Whenever the movie gives him some screen time, Freeman does well depicting Bilbo’s growing dependence on the magical ring he stole from Gollum — it’s like a drug — and he’s good, too, at portraying the timid hobbit’s burgeoning bravery and courage (he gets to save the day, more than once). But Jackson has become too distracted by his digital toys to give his characters the same weight and importance he used in the “Rings” trilogy (Bloom, for one, comes off as stiff and robotic, even though he’s reprising the signature role that made him famous).
“The Desolation of Smaug” is all about finely-rendered CGI creatures (including giant orcs and an enormous bear-monster), villages that feel like sets augmented by special effects, and a visual grandeur that is at odds with the intimacy of this small, simple tale. In one scene, the dwarves wander into a poisoned forest where they are attacked by a cluster of huge spiders. But the sequence isn’t nearly as effective as the one in “The Two Towers” in which Frodo squared off against just one overgrown arachnid. Saying a movie looks like a video game has become a hoary cliche, but that’s really the best way to describe long chunks of “Smaug,” which uses so much animation it practically qualifies as a Pixar movie. And although the movie ends on an enormous, groan-inducing cliffhanger, this story has been stretched so thin that all the suspense has seeped out.

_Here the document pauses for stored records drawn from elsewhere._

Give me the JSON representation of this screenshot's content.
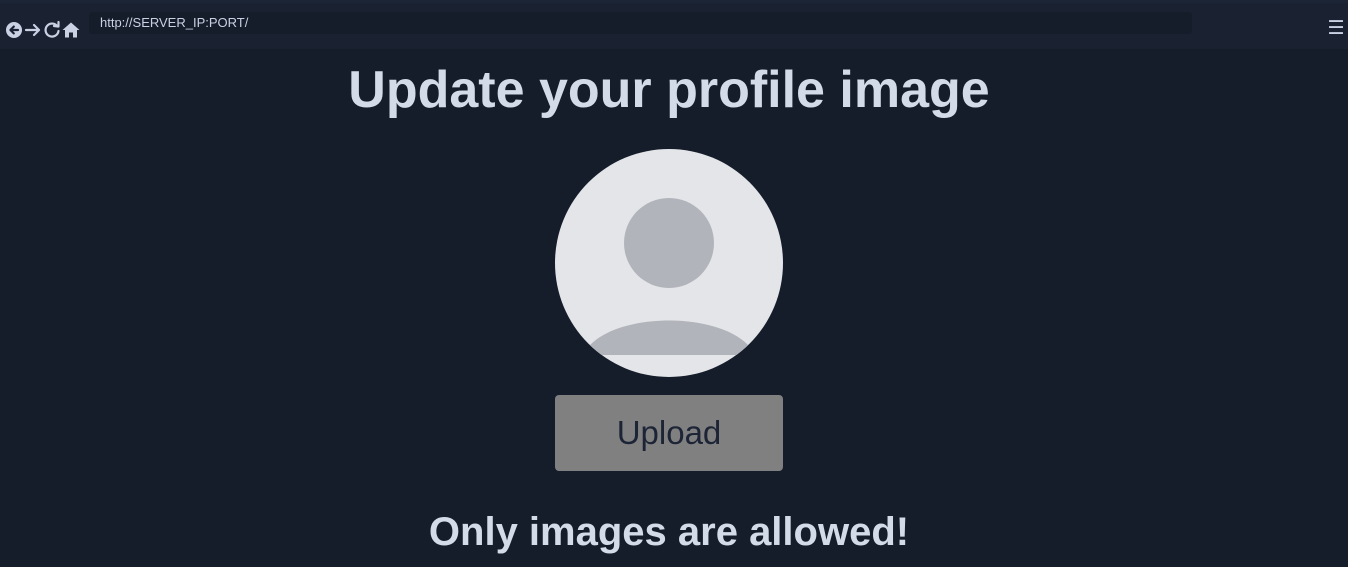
{
  "browser": {
    "url": "http://SERVER_IP:PORT/",
    "icons": [
      "back-icon",
      "forward-icon",
      "reload-icon",
      "home-icon",
      "menu-icon"
    ],
    "menu_glyph": "☰"
  },
  "main": {
    "title": "Update your profile image",
    "upload_label": "Upload",
    "message": "Only images are allowed!"
  },
  "colors": {
    "background": "#151d2b",
    "toolbar": "#1a2232",
    "text": "#d4dbe8",
    "avatar_bg": "#e3e5e8",
    "avatar_figure": "#b1b4ba",
    "button_bg": "#808080",
    "button_text": "#1c2436"
  }
}
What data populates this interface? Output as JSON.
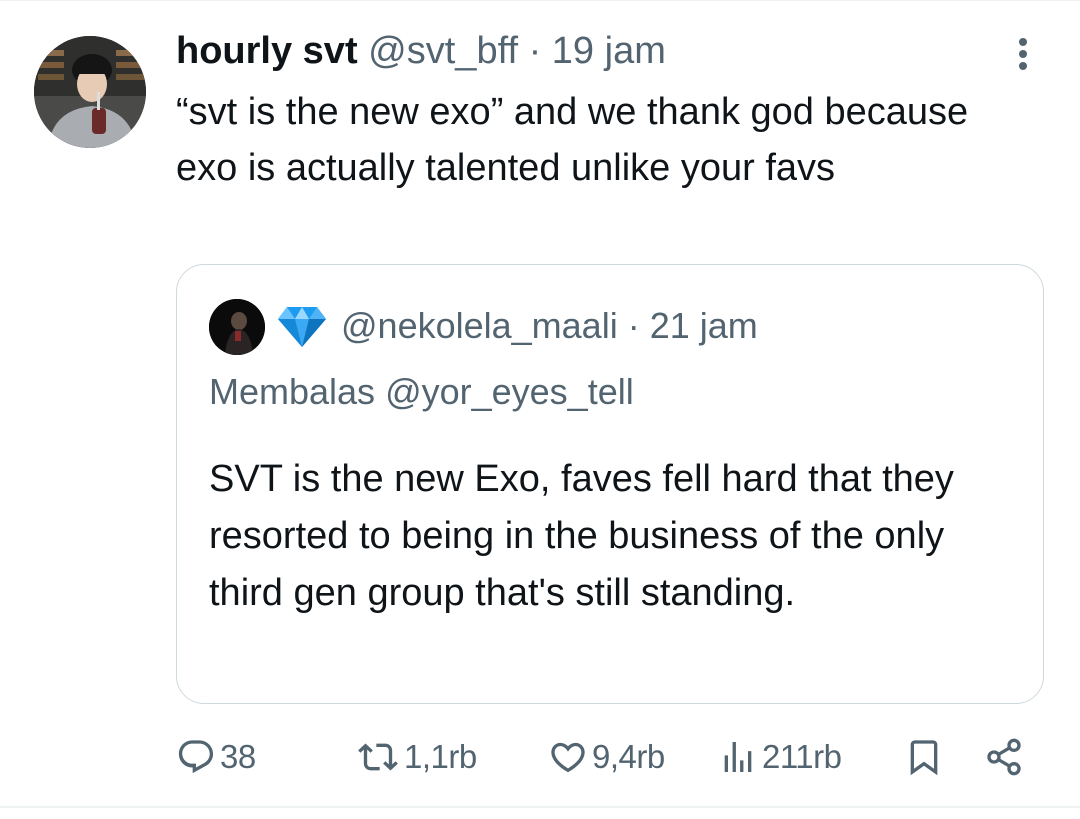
{
  "tweet": {
    "author_name": "hourly svt",
    "handle": "@svt_bff",
    "separator": "·",
    "time": "19 jam",
    "text": "“svt is the new exo” and we thank god because exo is actually talented unlike your favs"
  },
  "quoted_tweet": {
    "handle": "@nekolela_maali",
    "separator": "·",
    "time": "21 jam",
    "replying_to": "Membalas @yor_eyes_tell",
    "text": "SVT is the new Exo, faves fell hard that they resorted to being in the business of the only third gen group that's still standing.",
    "badge_icon": "diamond-icon"
  },
  "actions": {
    "replies": "38",
    "retweets": "1,1rb",
    "likes": "9,4rb",
    "views": "211rb"
  },
  "colors": {
    "text": "#0f1419",
    "muted": "#536471",
    "border": "#cfd9de",
    "gem": "#1d9bf0"
  }
}
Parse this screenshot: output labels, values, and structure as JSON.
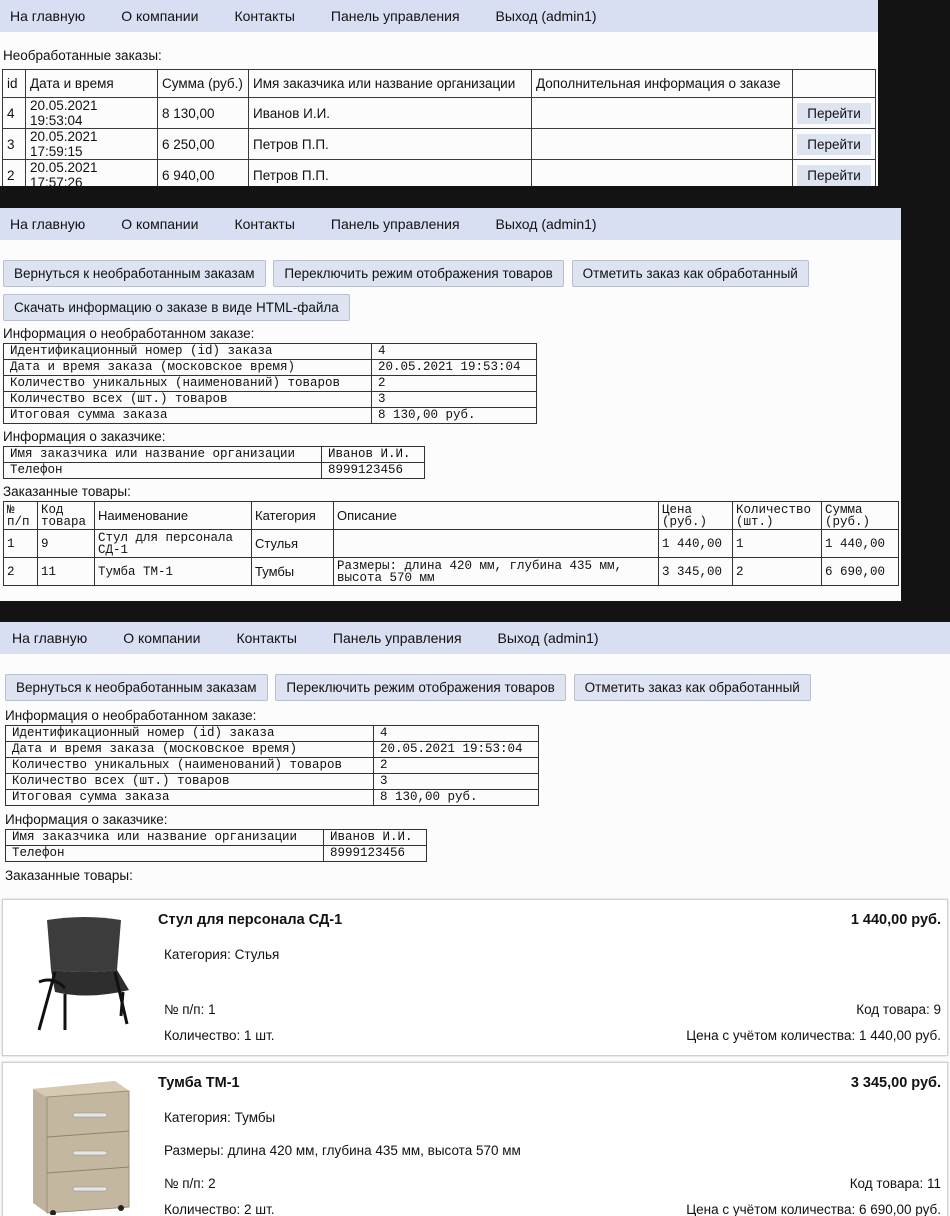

People who haven’t read the book will have to wait until next December to find out how Bilbo and his gang fare. But it’s hard to imagine anyone fretting much until the third film arrives.